Work instructions: Count every line below containing "Released"; state the number only.

Information given:
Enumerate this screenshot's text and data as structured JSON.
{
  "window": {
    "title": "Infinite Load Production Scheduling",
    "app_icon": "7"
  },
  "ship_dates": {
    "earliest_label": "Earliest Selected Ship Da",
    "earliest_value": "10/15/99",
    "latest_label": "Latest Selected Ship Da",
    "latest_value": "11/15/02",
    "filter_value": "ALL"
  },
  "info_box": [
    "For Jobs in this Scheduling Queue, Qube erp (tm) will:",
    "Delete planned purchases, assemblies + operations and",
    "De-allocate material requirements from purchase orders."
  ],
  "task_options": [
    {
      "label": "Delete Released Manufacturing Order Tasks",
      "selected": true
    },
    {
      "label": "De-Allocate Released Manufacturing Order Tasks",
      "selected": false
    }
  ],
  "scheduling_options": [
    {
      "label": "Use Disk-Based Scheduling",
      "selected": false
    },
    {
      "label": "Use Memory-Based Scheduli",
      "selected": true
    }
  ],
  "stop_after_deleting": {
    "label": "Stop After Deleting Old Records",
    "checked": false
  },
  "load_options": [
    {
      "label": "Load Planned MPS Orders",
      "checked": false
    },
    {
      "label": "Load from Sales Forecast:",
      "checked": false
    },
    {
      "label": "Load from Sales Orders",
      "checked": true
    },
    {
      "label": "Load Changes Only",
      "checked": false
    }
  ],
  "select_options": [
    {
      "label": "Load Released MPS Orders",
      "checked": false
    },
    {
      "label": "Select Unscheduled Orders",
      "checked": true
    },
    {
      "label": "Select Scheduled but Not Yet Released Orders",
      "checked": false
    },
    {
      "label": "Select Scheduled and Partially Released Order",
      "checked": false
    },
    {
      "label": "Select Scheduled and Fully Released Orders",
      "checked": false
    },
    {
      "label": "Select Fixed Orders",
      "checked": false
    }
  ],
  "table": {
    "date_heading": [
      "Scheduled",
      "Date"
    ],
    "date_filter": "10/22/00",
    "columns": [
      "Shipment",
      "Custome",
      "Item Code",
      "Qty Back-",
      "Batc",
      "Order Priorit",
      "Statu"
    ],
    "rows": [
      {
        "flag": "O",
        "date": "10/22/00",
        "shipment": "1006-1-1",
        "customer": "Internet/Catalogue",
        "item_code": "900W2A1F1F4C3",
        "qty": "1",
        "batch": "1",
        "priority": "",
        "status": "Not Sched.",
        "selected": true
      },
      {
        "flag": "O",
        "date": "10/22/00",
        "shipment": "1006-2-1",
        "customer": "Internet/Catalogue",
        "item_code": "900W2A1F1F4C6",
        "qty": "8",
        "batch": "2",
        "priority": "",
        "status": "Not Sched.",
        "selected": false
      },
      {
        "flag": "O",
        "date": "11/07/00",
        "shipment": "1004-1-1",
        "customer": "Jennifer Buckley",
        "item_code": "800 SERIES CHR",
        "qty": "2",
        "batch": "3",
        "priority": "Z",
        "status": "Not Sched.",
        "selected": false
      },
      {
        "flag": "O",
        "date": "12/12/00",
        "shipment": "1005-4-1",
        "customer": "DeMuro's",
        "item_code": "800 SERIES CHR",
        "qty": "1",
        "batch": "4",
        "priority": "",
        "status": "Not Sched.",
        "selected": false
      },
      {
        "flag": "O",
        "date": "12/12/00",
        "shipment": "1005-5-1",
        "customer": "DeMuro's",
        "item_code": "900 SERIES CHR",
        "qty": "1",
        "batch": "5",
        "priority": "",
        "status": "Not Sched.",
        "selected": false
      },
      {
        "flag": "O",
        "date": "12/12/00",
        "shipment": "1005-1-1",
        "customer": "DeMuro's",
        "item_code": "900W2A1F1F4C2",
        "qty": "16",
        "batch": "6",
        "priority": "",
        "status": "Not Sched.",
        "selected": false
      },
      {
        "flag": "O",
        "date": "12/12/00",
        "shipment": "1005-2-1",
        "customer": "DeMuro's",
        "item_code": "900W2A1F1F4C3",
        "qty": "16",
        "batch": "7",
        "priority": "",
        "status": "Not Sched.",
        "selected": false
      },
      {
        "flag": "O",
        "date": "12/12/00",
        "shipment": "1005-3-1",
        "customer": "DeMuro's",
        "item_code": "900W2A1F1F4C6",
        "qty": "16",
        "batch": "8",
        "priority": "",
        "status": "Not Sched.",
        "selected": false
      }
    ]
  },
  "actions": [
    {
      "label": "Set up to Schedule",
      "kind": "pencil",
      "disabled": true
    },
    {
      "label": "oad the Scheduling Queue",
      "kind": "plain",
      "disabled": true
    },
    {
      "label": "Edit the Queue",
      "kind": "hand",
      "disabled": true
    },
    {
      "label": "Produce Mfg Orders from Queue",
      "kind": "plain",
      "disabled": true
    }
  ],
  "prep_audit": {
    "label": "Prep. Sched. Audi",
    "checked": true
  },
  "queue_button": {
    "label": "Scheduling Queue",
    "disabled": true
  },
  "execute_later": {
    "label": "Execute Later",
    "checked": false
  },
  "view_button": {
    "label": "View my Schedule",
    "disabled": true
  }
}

Answer section: 6